URL http://www.nibb.ac.jp/conf64/program.html
 
Description Poster presentation Edinburgh Genomics Conference, Edinburgh, 2016 
Form Of Engagement Activity A talk or presentation
Part Of Official Scheme? No
Geographic Reach Regional
Primary Audience Professional Practitioners
Results and Impact Presented poster on "Genome Wide Transcript and Methylation Changes in the Sheep Seasonal Clock", which was awarded the poster prize.
Year(s) Of Engagement Activity 2016
 
Description Poster presentation ISGC workshop PAGXXIV, San Diego, CA, USA, 2016 
Form Of Engagement Activity A talk or presentation
Part Of Official Scheme? No
Geographic Reach International
Primary Audience Professional Practitioners

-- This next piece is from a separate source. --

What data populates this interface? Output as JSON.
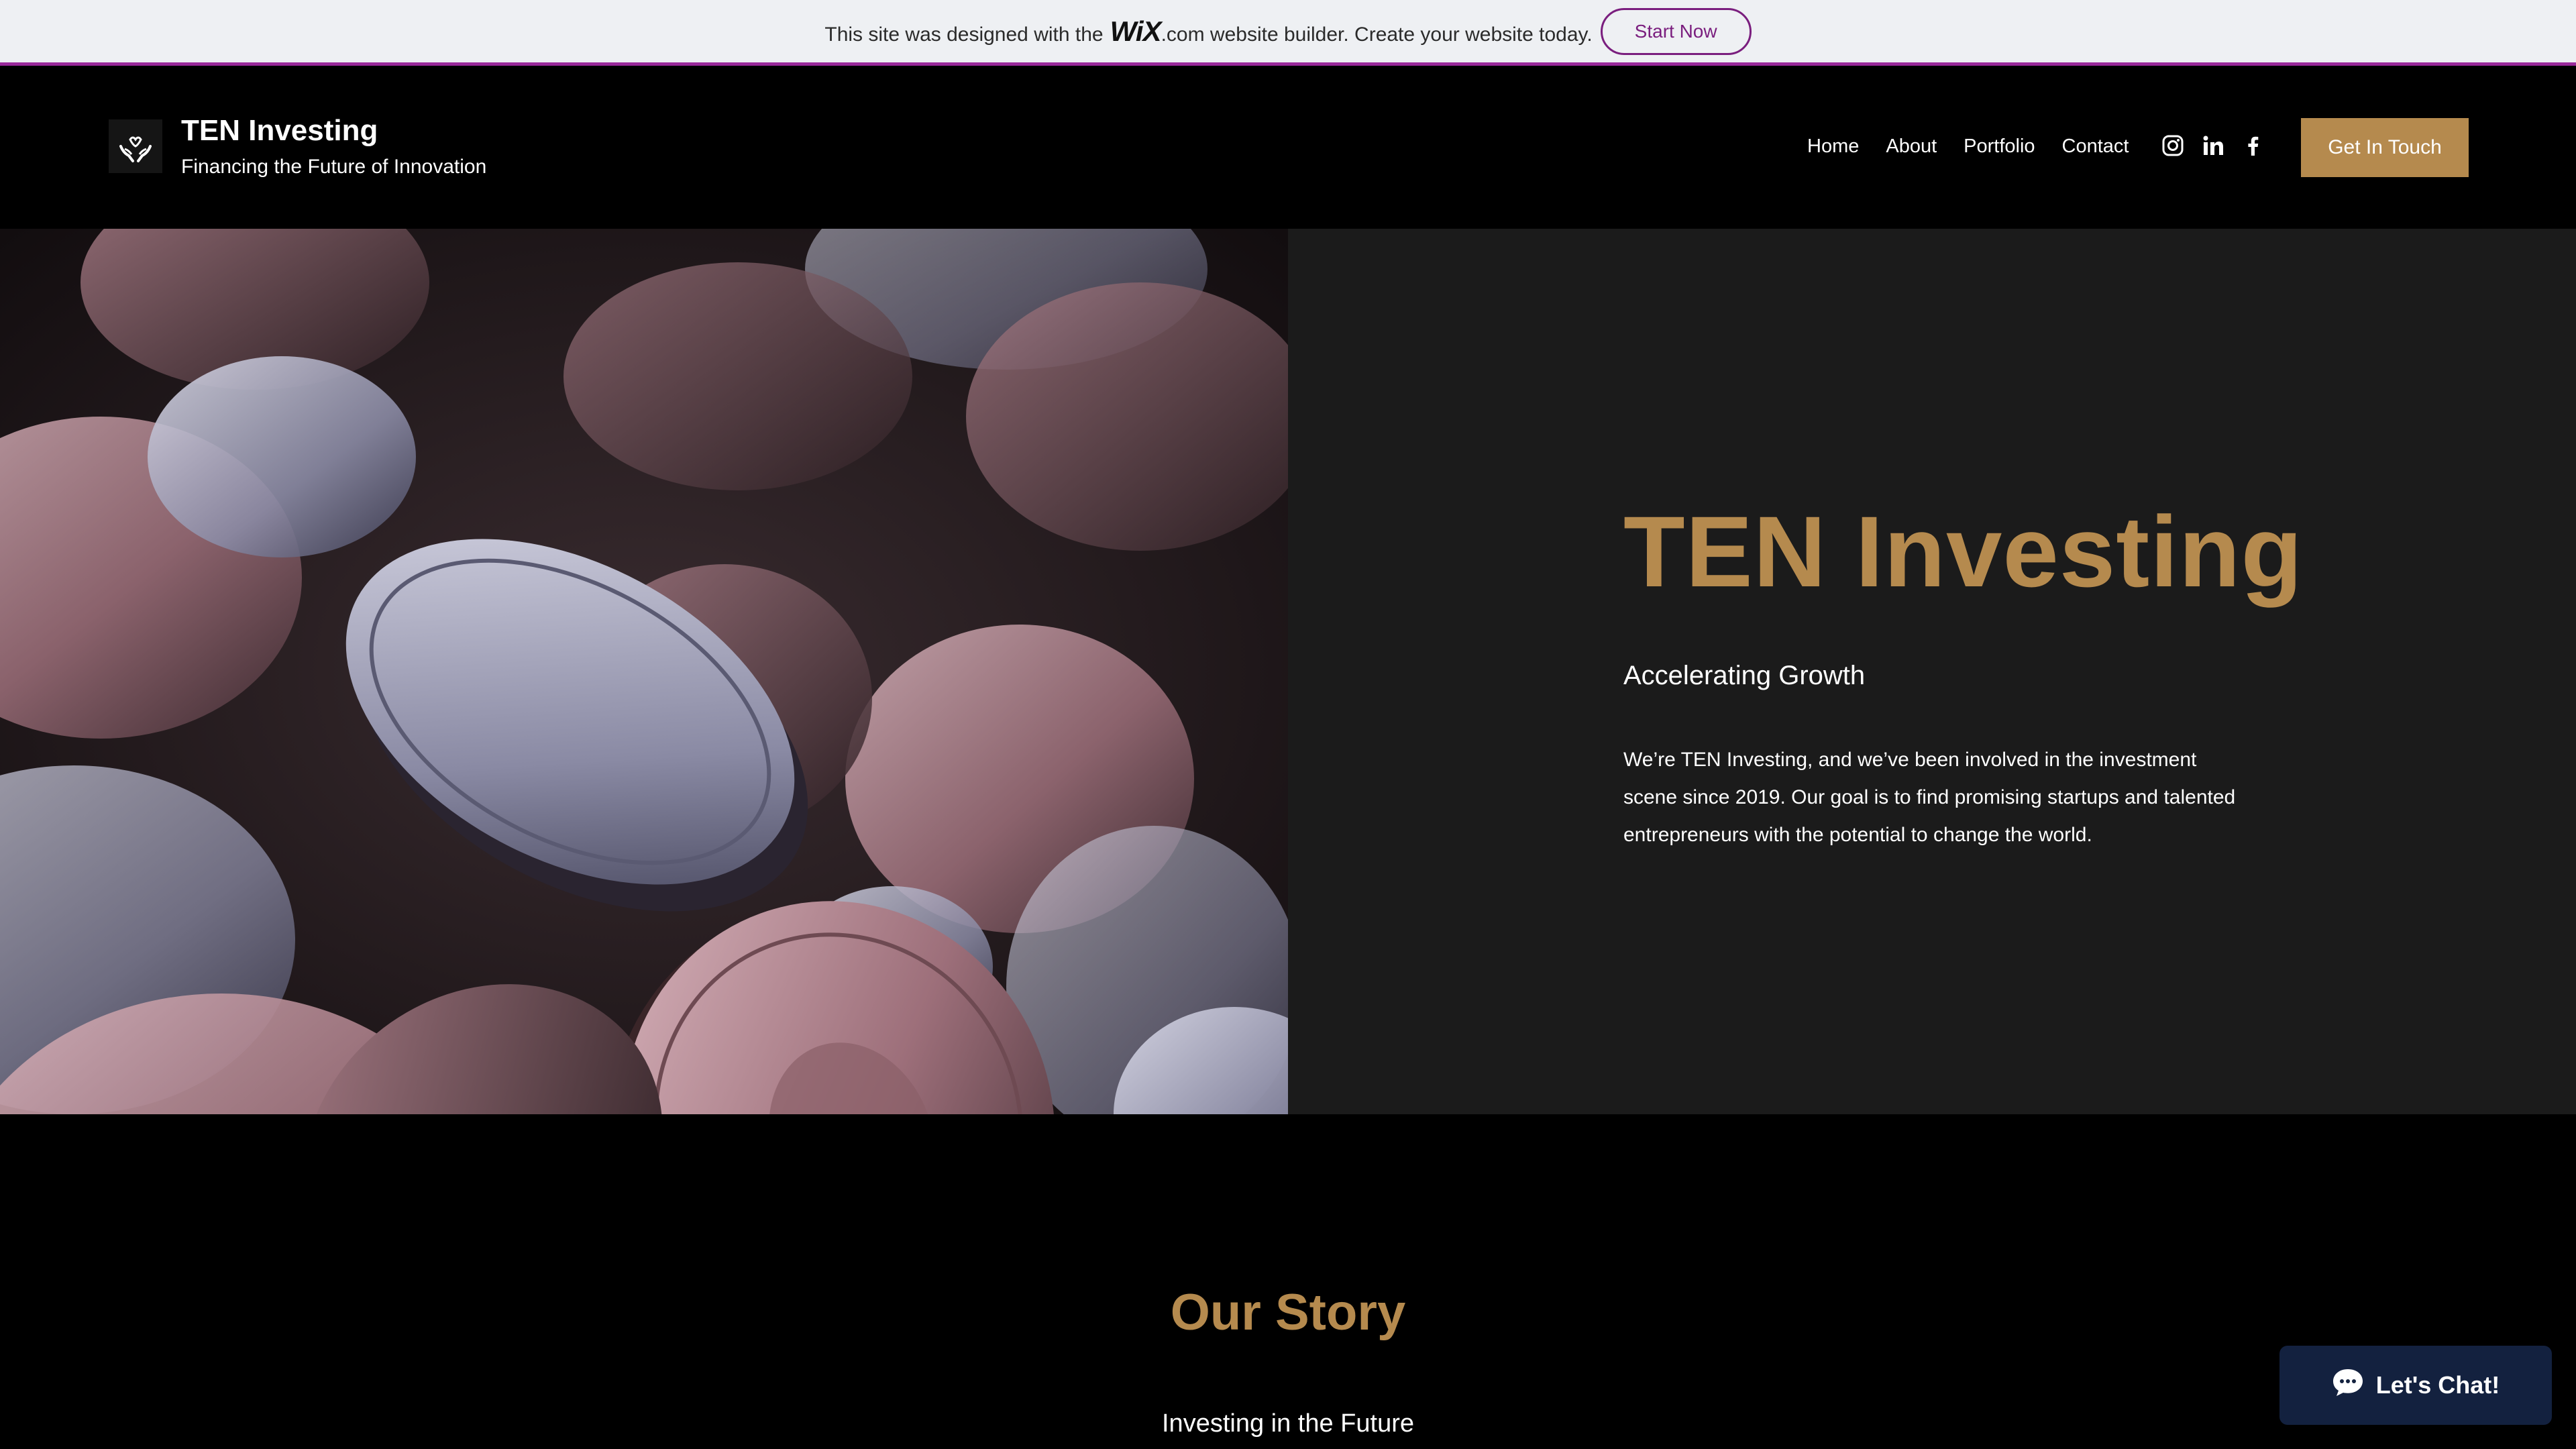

Results and Impact Poster on "Genome Wide Transcript and Methylation Changes in the Sheep Seasonal Clock". The poster prompted many questions from conference delegates from industry and academia.
Year(s) Of Engagement Activity 2015,2016
URL http://www.nibb.ac.jp/conf64/pdf/Poster-Title.pdf
 
Description Talk ISGC workshop PAGXXV, San Diego, CA, USA, 2017 
Form Of Engagement Activity A talk or presentation
Part Of Official Scheme? No
Geographic Reach International
Primary Audience Professional Practitioners
Results and Impact A talk on "Genome Wide Transcript and Methylation Changes in the Sheep Seasonal Clock" to the workshop organised by the International Sheep Genome Consortium. There were a number of questions and discussion as to how seasonal biology could be important in other agricultural traits (e.g. seasonal epigenetic control of salmon maturation).
Year(s) Of Engagement Activity 2017
URL http://www.intlpag.org/2017/program/workshop-list-xxv
 
Description Talk at Cambridge Livestock Genomics Meeting, Cambridge, UK, 2016 
Form Of Engagement Activity A talk or presentation
Part Of Official Scheme? No
Geographic Reach International
Primary Audience Professional Practitioners
Results and Impact Talk on "Genome Wide Transcript and Methylation Changes in the Sheep Seasonal Clock". The Livestock Genomics Meeting encompasses groups working across livestock species which provides invaluable incite into relevant work in other species and how our work is applicable to other traits of agricultural and economic importance. The talk prompted valuable discussion with groups working in the U.S. and Japan.
Year(s) Of Engagement Activity 2016
 
Description Talk at Chromatin, Epigenetics & Gene Regulation meeting, Edinburgh, UK, 2016 
Form Of Engagement Activity A talk or presentation
Part Of Official Scheme? No
Geographic Reach Regional
Primary Audience Professional Practitioners
Results and Impact Talk on Seasonal methylation changes in the pituitary's calendar cells to the Edinburgh Chromatin, Epigenetics & Gene Regulation meeting. There were many questions and discussion as to whether methylation is the output or regulator of seasonal changes.
Year(s) Of Engagement Activity 2016
 
Description Transcriptional and Epigenetic Regulation of Seasonal Timing. 
Form Of Engagement Activity A talk or presentation
Part Of Official Scheme? No
Geographic Reach International
Primary Audience Professional Practitioners
Results and Impact Invited lecture: Transcriptional and Epigenetic Regulation of Seasonal Timing. In "Evolution of seasonal timers". The 64th NIBB Conference, Okazaki Conference Centre, Okazaki, Japan. 22-24 April, 2016.
Year(s) Of Engagement Activity 2016